Authors: Grossman MC, Dierickx C, Farinelli W, Flotte T, Anderson RR
Journal: J Am Acad Dermatol 1996 Dec;35(6):889-94
PMID: 8959946, UI: 97119123
Affiliated institution: Wellman Laboratories of Photomedicine, Harvard Medical School, Massachusetts General Hospital, USA.
BACKGROUND: Although many temporary treatments exist for hirsutism and hypertrichosis, a practical and permanent hair removal treatment is needed.
OBJECTIVE: Our purpose was to study the use of normal-mode ruby laser pulses (694 nm, 270 microseconds, 6 mm beam diameter) for hair follicle destruction by selective photothermolysis.
METHODS: Histologically assessed damage in ex vivo black-haired dog skin after the use of different laser fluences was used to design a human study; 13 volunteers with brown or black hair were exposed to normal-mode ruby laser pulses at fluences of 30 to 60 J/cm2, delivered to both shaved and wax-epilated skin sites. An optical delivery device designed to maximize light delivery to the reticular dermis was used. Hair regrowth was assessed at 1, 3, and 6 months after exposure by counting terminal hairs.
RESULTS: Fluence-dependent selective thermal injury to follicles was observed histologically. There was a significant delay in hair growth in all subjects at all laser-treated sites compared with the unexposed shaven and epilated control sites. At 6 months, there was significant hair loss only in the areas shaved before treatment at the highest fluence. At 6 months, four subjects had less than 50% regrowth, two of whom showed no change between 3 and 6 months. Transient pigmentary changes were observed; there was no scarring.

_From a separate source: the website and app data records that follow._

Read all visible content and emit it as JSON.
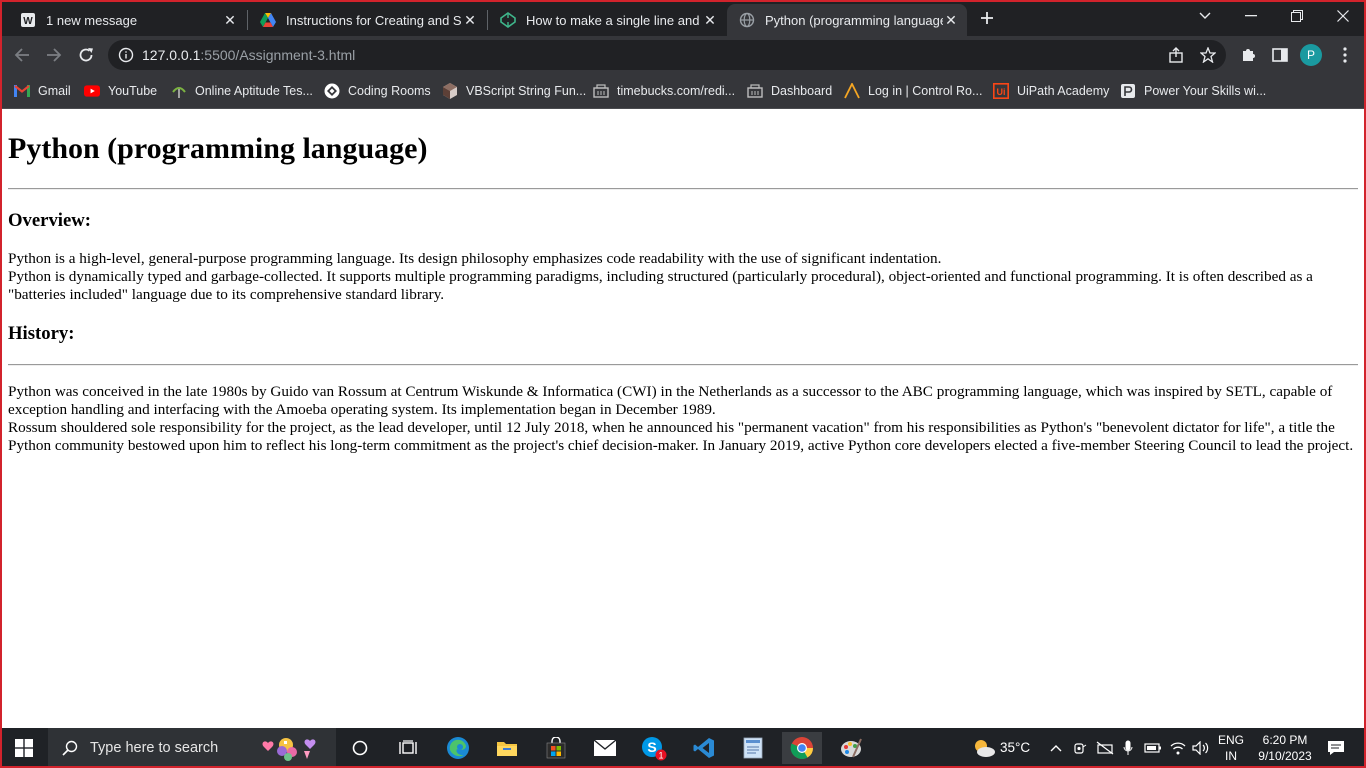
{
  "browser": {
    "tabs": [
      {
        "title": "1 new message",
        "icon": "wordpress-icon",
        "active": false
      },
      {
        "title": "Instructions for Creating and Sub",
        "icon": "google-drive-icon",
        "active": false
      },
      {
        "title": "How to make a single line and m",
        "icon": "codepen-icon",
        "active": false
      },
      {
        "title": "Python (programming language)",
        "icon": "globe-icon",
        "active": true
      }
    ],
    "url_host": "127.0.0.1",
    "url_path": ":5500/Assignment-3.html",
    "profile_initial": "P",
    "bookmarks": [
      {
        "label": "Gmail",
        "icon": "gmail-icon"
      },
      {
        "label": "YouTube",
        "icon": "youtube-icon"
      },
      {
        "label": "Online Aptitude Tes...",
        "icon": "aptitude-icon"
      },
      {
        "label": "Coding Rooms",
        "icon": "coding-rooms-icon"
      },
      {
        "label": "VBScript String Fun...",
        "icon": "vbscript-icon"
      },
      {
        "label": "timebucks.com/redi...",
        "icon": "timebucks-icon"
      },
      {
        "label": "Dashboard",
        "icon": "dashboard-icon"
      },
      {
        "label": "Log in | Control Ro...",
        "icon": "control-room-icon"
      },
      {
        "label": "UiPath Academy",
        "icon": "uipath-icon"
      },
      {
        "label": "Power Your Skills wi...",
        "icon": "power-skills-icon"
      }
    ]
  },
  "page": {
    "title": "Python (programming language)",
    "overview_heading": "Overview:",
    "overview_p1": "Python is a high-level, general-purpose programming language. Its design philosophy emphasizes code readability with the use of significant indentation.",
    "overview_p2": "Python is dynamically typed and garbage-collected. It supports multiple programming paradigms, including structured (particularly procedural), object-oriented and functional programming. It is often described as a \"batteries included\" language due to its comprehensive standard library.",
    "history_heading": "History:",
    "history_p1": "Python was conceived in the late 1980s by Guido van Rossum at Centrum Wiskunde & Informatica (CWI) in the Netherlands as a successor to the ABC programming language, which was inspired by SETL, capable of exception handling and interfacing with the Amoeba operating system. Its implementation began in December 1989.",
    "history_p2": "Rossum shouldered sole responsibility for the project, as the lead developer, until 12 July 2018, when he announced his \"permanent vacation\" from his responsibilities as Python's \"benevolent dictator for life\", a title the Python community bestowed upon him to reflect his long-term commitment as the project's chief decision-maker. In January 2019, active Python core developers elected a five-member Steering Council to lead the project."
  },
  "taskbar": {
    "search_placeholder": "Type here to search",
    "weather_temp": "35°C",
    "language_line1": "ENG",
    "language_line2": "IN",
    "time": "6:20 PM",
    "date": "9/10/2023",
    "skype_badge": "1"
  },
  "colors": {
    "chrome_dark": "#202124",
    "chrome_toolbar": "#35363a",
    "frame_red": "#d2232c",
    "taskbar": "#1f2226",
    "profile": "#1a9aa0"
  }
}
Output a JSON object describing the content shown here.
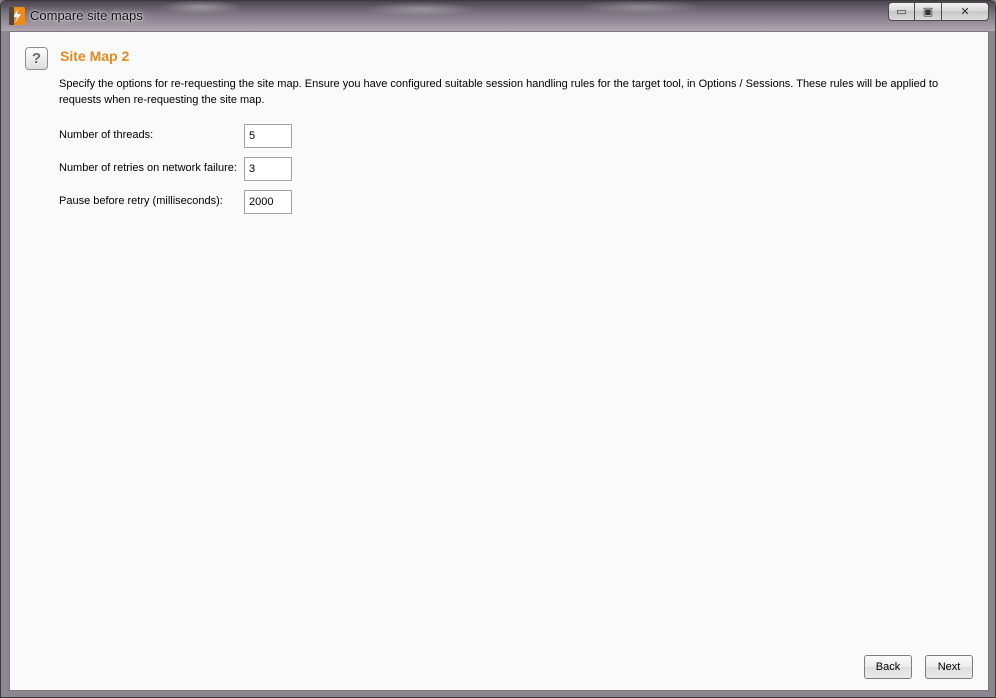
{
  "window": {
    "title": "Compare site maps",
    "controls": {
      "minimize": "▭",
      "maximize": "▣",
      "close": "✕"
    }
  },
  "page": {
    "help_glyph": "?",
    "title": "Site Map 2",
    "description": "Specify the options for re-requesting the site map. Ensure you have configured suitable session handling rules for the target tool, in Options / Sessions. These rules will be applied to requests when re-requesting the site map."
  },
  "form": {
    "threads": {
      "label": "Number of threads:",
      "value": "5"
    },
    "retries": {
      "label": "Number of retries on network failure:",
      "value": "3"
    },
    "pause": {
      "label": "Pause before retry (milliseconds):",
      "value": "2000"
    }
  },
  "buttons": {
    "back": "Back",
    "next": "Next"
  },
  "colors": {
    "accent": "#e58a1f",
    "background": "#fafafa"
  }
}
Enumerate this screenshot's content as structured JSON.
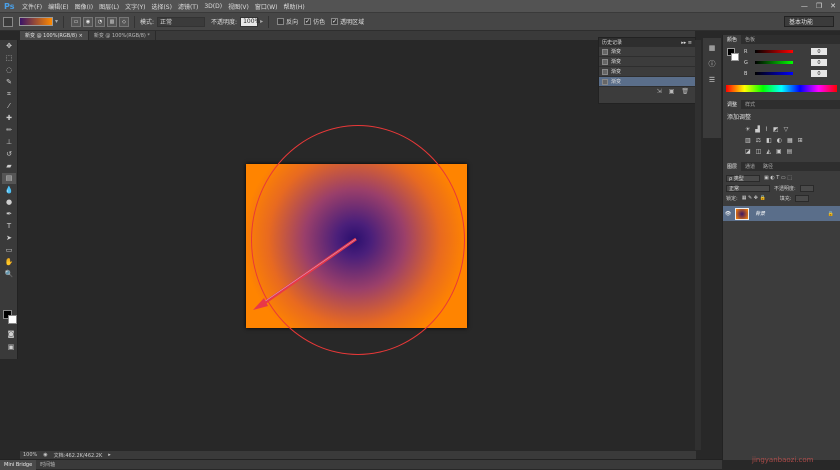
{
  "app": {
    "logo": "Ps",
    "window_controls": [
      "—",
      "❐",
      "✕"
    ]
  },
  "menu": [
    "文件(F)",
    "编辑(E)",
    "图像(I)",
    "图层(L)",
    "文字(Y)",
    "选择(S)",
    "滤镜(T)",
    "3D(D)",
    "视图(V)",
    "窗口(W)",
    "帮助(H)"
  ],
  "options": {
    "mode_label": "模式:",
    "mode_value": "正常",
    "opacity_label": "不透明度:",
    "opacity_value": "100%",
    "reverse_label": "反向",
    "dither_label": "仿色",
    "transparency_label": "透明区域",
    "workspace": "基本功能",
    "check": "✓"
  },
  "tabs": [
    {
      "label": "新变 @ 100%(RGB/8) ×"
    },
    {
      "label": "新变 @ 100%(RGB/8) *"
    }
  ],
  "history": {
    "title": "历史记录",
    "items": [
      "渐变",
      "渐变",
      "渐变",
      "渐变"
    ],
    "footer_icons": [
      "⇲",
      "▣",
      "🗑"
    ]
  },
  "color_panel": {
    "tabs": [
      "颜色",
      "色板"
    ],
    "channels": [
      {
        "label": "R",
        "value": "0"
      },
      {
        "label": "G",
        "value": "0"
      },
      {
        "label": "B",
        "value": "0"
      }
    ]
  },
  "adjust_panel": {
    "tabs": [
      "调整",
      "样式"
    ],
    "title": "添加调整"
  },
  "layers_panel": {
    "tabs": [
      "图层",
      "通道",
      "路径"
    ],
    "kind": "ρ 类型",
    "blend": "正常",
    "opacity_label": "不透明度:",
    "lock_label": "锁定:",
    "fill_label": "填充:",
    "layer_name": "背景",
    "lock_icon": "🔒"
  },
  "status": {
    "zoom": "100%",
    "doc": "文档:462.2K/462.2K"
  },
  "bottom_tabs": [
    "Mini Bridge",
    "时间轴"
  ],
  "watermark": "jingyanbaozi.com",
  "colors": {
    "accent_select": "#5a6e8a",
    "gradient_start": "#2a0f6e",
    "gradient_end": "#ff8400",
    "guide": "#e83838"
  }
}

CONCLUSION: Selective photothermolysis of hair follicles with the normal-mode ruby laser produces a growth delay consistent with induction of prolonged telogen with apparently permanent hair removal in some cases.